Where did this crazy question come from? To get the answer, read on.
First, we should wrestle with the questions political experts have been stuttering over since Gingrich’s stunning upset of Mitt Romney in the South Carolina Republican presidential primary last weekend.
How can a candidate like Gingrich get over the deathblows his campaign suffered in Iowa and New Hampshire?
How can he sidestep the disgrace from the damning condemnation of his colleagues in the House of Representatives who censured him for misconduct 15 years ago?
How can he get around the moral consequences of his conduct in the breakup of two earlier marriages?
How does he get around the lack of support from people who worked with him when he was House speaker?
How does he get around the panic shown by so-called establishment Republicans who believe his nomination for president would lead to a disaster for their party in the fall?
How can these questions be answered? It would be easy to say, simply, that South Carolina voters are different. From John C. Calhoun to Strom Thurmond, South Carolinians have shown a fondness for brilliant, confrontational, no-holds-barred, attack- dog politicians. Newt fit their bill. But what about other states?
Both Calhoun and Thurmond had fans in other states. How about Gingrich? We will begin to find out next week in Florida.
Whatever the results in Florida and elsewhere, Gingrich has shown that time really can heal old wounds in politics.

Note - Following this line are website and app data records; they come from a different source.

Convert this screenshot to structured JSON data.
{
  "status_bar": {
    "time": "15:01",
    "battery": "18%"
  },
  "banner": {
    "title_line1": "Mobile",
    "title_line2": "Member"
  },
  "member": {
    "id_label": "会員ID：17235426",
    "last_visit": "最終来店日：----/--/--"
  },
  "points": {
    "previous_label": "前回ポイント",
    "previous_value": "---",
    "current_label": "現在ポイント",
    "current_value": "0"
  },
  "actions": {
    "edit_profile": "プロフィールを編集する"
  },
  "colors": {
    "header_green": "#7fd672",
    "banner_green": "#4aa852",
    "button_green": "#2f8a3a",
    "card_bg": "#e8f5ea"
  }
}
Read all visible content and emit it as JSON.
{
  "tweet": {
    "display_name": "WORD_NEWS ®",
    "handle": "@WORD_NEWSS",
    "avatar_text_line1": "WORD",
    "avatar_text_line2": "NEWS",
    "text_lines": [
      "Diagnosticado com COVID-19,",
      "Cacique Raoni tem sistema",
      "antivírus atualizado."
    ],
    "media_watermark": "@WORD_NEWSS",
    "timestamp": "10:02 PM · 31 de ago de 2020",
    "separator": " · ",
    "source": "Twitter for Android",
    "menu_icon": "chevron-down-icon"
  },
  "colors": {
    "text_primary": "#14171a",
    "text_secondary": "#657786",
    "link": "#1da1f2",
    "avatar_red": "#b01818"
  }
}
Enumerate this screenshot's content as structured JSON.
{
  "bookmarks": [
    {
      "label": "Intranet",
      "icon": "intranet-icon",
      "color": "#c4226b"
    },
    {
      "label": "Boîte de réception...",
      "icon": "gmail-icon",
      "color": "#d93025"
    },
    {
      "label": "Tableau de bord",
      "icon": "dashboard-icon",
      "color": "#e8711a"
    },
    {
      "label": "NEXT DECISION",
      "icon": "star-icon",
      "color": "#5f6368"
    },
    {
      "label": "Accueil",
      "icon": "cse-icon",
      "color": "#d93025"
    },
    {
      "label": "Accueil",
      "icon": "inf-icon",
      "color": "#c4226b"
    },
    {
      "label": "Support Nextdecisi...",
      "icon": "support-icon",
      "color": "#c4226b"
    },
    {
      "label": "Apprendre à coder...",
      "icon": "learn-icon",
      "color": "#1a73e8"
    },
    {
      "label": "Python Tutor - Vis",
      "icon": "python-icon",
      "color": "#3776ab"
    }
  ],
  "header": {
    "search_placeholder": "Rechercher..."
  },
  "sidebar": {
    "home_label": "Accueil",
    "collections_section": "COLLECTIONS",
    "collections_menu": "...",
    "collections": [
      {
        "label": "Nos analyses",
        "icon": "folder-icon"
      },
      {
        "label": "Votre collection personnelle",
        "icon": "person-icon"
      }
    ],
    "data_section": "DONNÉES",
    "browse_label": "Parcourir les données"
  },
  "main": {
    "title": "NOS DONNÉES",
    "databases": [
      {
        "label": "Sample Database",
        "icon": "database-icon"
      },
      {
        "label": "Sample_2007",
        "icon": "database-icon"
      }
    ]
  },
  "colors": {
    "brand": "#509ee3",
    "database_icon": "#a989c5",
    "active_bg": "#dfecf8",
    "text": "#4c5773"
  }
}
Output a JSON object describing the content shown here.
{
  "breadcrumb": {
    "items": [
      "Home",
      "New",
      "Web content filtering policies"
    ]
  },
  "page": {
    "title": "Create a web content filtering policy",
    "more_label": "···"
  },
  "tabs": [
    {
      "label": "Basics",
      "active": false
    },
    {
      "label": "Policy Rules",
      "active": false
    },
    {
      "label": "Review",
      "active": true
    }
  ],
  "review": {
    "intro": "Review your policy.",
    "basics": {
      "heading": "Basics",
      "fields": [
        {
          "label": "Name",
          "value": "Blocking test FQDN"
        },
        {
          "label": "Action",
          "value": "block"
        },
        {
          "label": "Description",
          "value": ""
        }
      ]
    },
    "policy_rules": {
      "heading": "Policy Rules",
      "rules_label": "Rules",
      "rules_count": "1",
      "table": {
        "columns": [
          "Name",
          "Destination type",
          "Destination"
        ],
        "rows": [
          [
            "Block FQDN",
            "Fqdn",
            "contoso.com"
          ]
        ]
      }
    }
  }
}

Even the most conservative religious voters in South Carolina showed that they were willing to forgive the sins of a seemingly penitent person.
The South Carolina results show us that, after the passage of time, voters are not bound by earlier judgments about a politician’s sins.
John Edwards may be trying to take advantage of this lesson.
The health problem that was the basis for the delay in his trial is a real one. An irregular heartbeat has bothered Edwards for many years. Still, delay may be part of his trial team’s strategy.
Every delay puts the management of the trial further away from the influence of the zealous investigation and prosecution led by former U.S. Attorney George Holding. He is running for Congress rather than continuing to lead the determined effort to put Edwards in jail.
Greater and greater distance from Holding increases the possibility that less-driven prosecutors will see the benefits of making a deal with Edwards that would free them to concentrate their efforts on getting other criminals off the streets.
Every delay works to distance the minds of potential jurors from the heavy and negative publicity that accompanied Edwards’s downfall. With the passing of time, jurors may be less likely to punish Edwards simply for being the bad person the news stories made him out to be.
Every delay lessens public interest in the case and the strength of any public demand that he be held accountable.
Every delay puts the public’s memory further away from his relevance as a public figure whose extraordinary gifts almost made him a vice president, almost a president.
Thus every delay could increase the chances that Edwards will win an acquittal if the case ultimately goes to trial, or even more likely, that there will be an acceptable plea bargain offer from prosecutors.
Back to our opening question: If Edwards does walk away from his legal troubles, could he, with the passage of time, say 10 years from now, bring his gifts of persuasion and charisma back into the political arena and have some of those who have written him off today declare him to be the new Newt Gingrich?